When you are in charge of driving change within your team or organization, it is important to understand what is the driving motivation with yourself and the individuals you are leading.
Without the knowledge of what deeply motivates your employees, you will not get the change done, or at least, it will not become a lasting change.
Many leaders and organizations make changes and try to get their employees onboard. However, too few understand what it takes to really motivate their employees for this change.
If you don’t know the individuals’ motivation and profile – you are at loss in helping them grow and create change.
When you lack understanding on how to handle your own triggers and motivation, it is hard to assist others in doing so.
Change occurs when we are deeply motivated and committed to the process of making change. It needs to be founded on our own convictions, needs and believes. Change does not happen just because some outside force tells us to change. No matter that being our boss, organization or spouse. We need to really feel the importance within us in order for the change to occur and to last.
There are several ways of creating this understanding.

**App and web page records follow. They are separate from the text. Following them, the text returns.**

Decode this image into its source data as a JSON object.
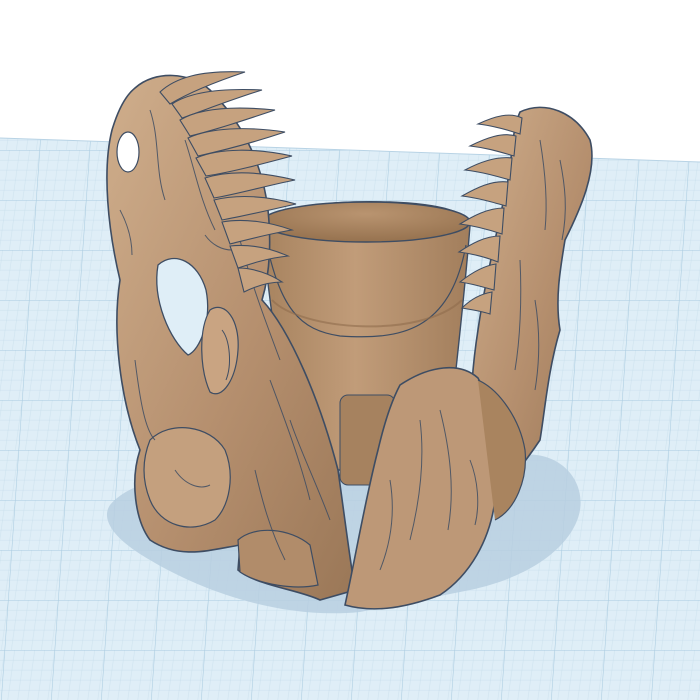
{
  "scene": {
    "view": "3d-workplane",
    "object": "t-rex-skull-planter",
    "colors": {
      "background": "#ffffff",
      "workplane": "#dfeef7",
      "grid_minor": "#c3dbea",
      "grid_major": "#a9cbe0",
      "model_base": "#b58f6e",
      "model_light": "#d2b190",
      "model_dark": "#8a6a4e",
      "model_shadow_interior": "#9d7b5c",
      "model_outline": "#3e4d63",
      "ground_shadow": "#b9cfe0"
    }
  }
}
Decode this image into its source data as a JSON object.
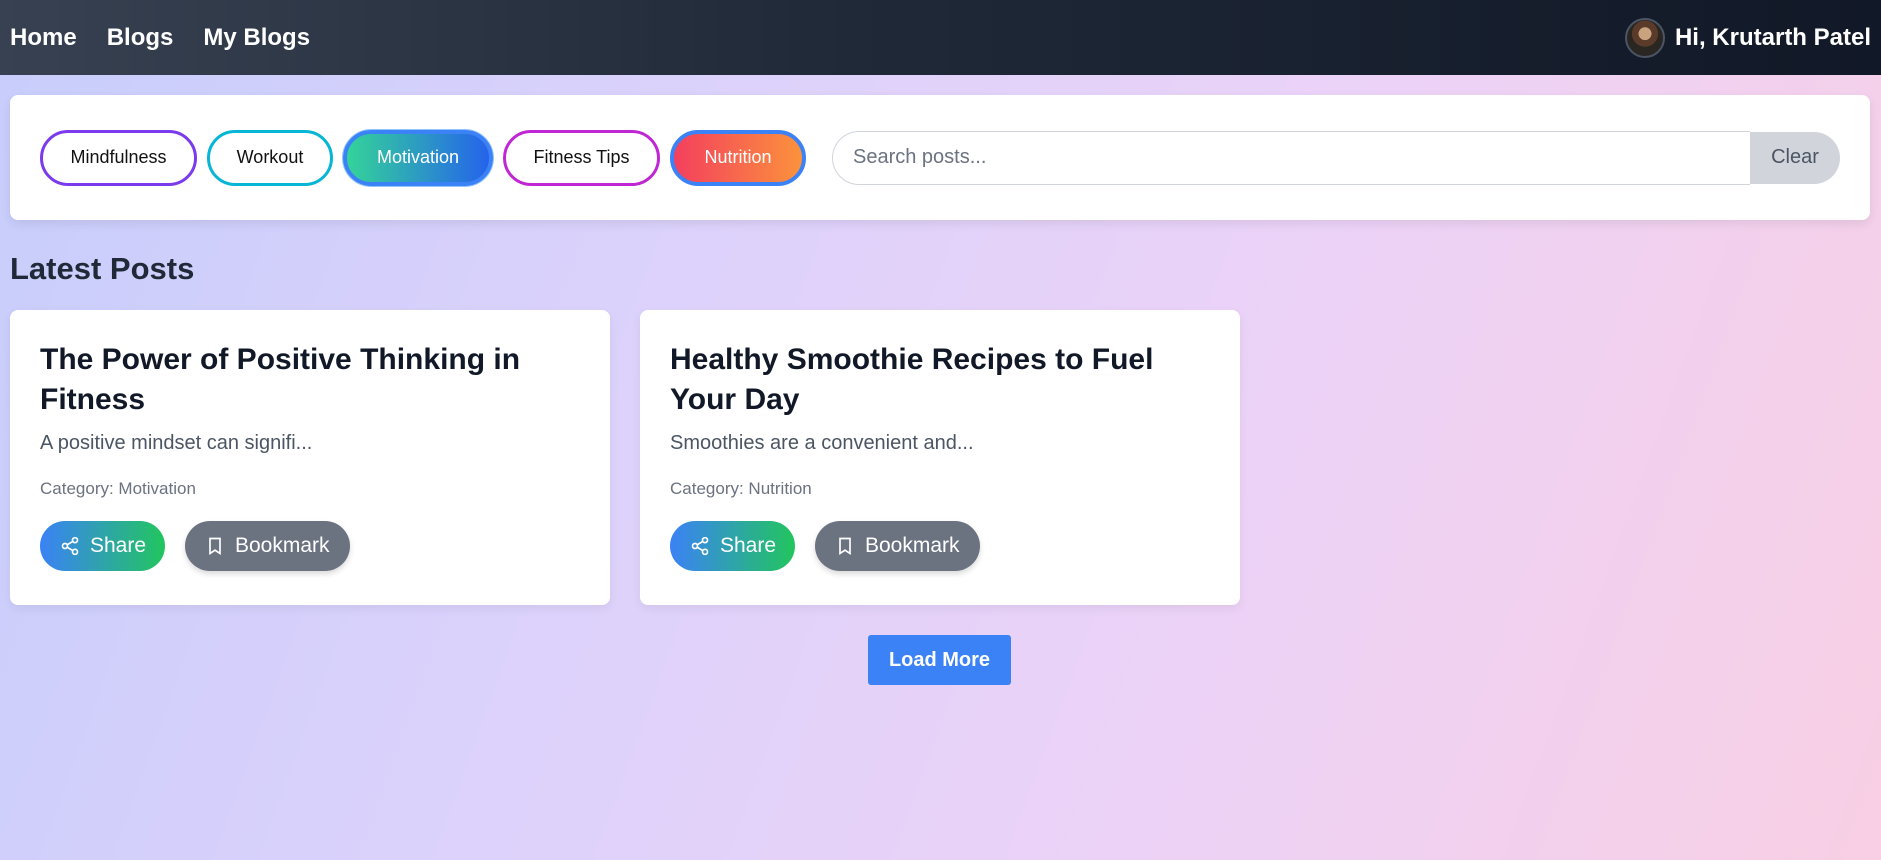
{
  "navbar": {
    "links": [
      {
        "label": "Home"
      },
      {
        "label": "Blogs"
      },
      {
        "label": "My Blogs"
      }
    ],
    "greeting": "Hi, Krutarth Patel"
  },
  "filters": {
    "categories": [
      {
        "label": "Mindfulness",
        "active": false
      },
      {
        "label": "Workout",
        "active": false
      },
      {
        "label": "Motivation",
        "active": true
      },
      {
        "label": "Fitness Tips",
        "active": false
      },
      {
        "label": "Nutrition",
        "active": true
      }
    ],
    "search": {
      "placeholder": "Search posts...",
      "value": ""
    },
    "clear_label": "Clear"
  },
  "section_title": "Latest Posts",
  "posts": [
    {
      "title": "The Power of Positive Thinking in Fitness",
      "excerpt": "A positive mindset can signifi...",
      "category": "Category: Motivation",
      "share_label": "Share",
      "bookmark_label": "Bookmark"
    },
    {
      "title": "Healthy Smoothie Recipes to Fuel Your Day",
      "excerpt": "Smoothies are a convenient and...",
      "category": "Category: Nutrition",
      "share_label": "Share",
      "bookmark_label": "Bookmark"
    }
  ],
  "load_more_label": "Load More",
  "colors": {
    "accent": "#3b82f6",
    "navbar_dark": "#111827",
    "bookmark_gray": "#6b7280"
  },
  "icons": {
    "share": "share-icon",
    "bookmark": "bookmark-icon",
    "avatar": "avatar"
  }
}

- use a personality profile test. Not as a truth about you or the person you are helping. But as a starting point for reflection, discussion and understanding for potential growth and belonging.
- help yourself and your team understand their sub personalities. Within each person we have a set of sub personalities that are created from our childhood and teenage years. When undiscovered or unconscious these sub personalities are in charge of you, and you are their puppet.
Some believe that the sub personality truly is their whole identity. Much to their surprise when going through these exercises, that they are so much more.
The sub personalities are behaviors and strategies that have assisted us in getting our needs fulfilled and surviving our early years.
Unfortunately, when not recognized they keep playing their role within your life, as if your life still depend on it. Which it no longer does.
You are now an adult, and the crisis is over. However, your entire neurological system reacts as if you are still in the same environment, story, danger or crisis. So, they still act out and many times out of proportion.
When wanting to create change, either within your self or your team. Consider understanding the deeper motivation for change. Understanding your own needs in order to see the need within your team and employees.
This is how we develop Heartfelt and Authentic Leadership and our emotional intelligence.
Links and articles on this topic at:
- Assagioli, R. (1965/2000). Psychosynthesis: A collection of basic writings. Synthesis Center, Hadley, MA: Commonwealth Printing.
- Assagioli, R.(1967). Jung and Psychosynthesis. New York: Psychosynthesis Research Foundation. No. 19.
- Assagioli, R. (1973). The Act of Will. Baltimore: Penguin Books. Brown, M. Y. (1983). The Unfolding Self. Los Angeles: Psychosynthesis Press.
- Ferrucci, P. (1982). What We May Be. New York: Putnam’s Sons.
- Firman, J. and Gila, A. (2002). Psychosynthesis: A psychology of the spirit. Albany: SUNY Press.
- Hardy, J. (1996). A Psychology with a Soul: Psychosynthesis in evolutionary context. London: Woodgrange Press.
- Parfitt, W. (2003). Psychosynthesis: The elements and beyond. Glastonbury, England: PS Avalon.
- Russell, D. (1981). Psychosynthesis in Western Psychology. Psychosynthesis Digest, Vol. I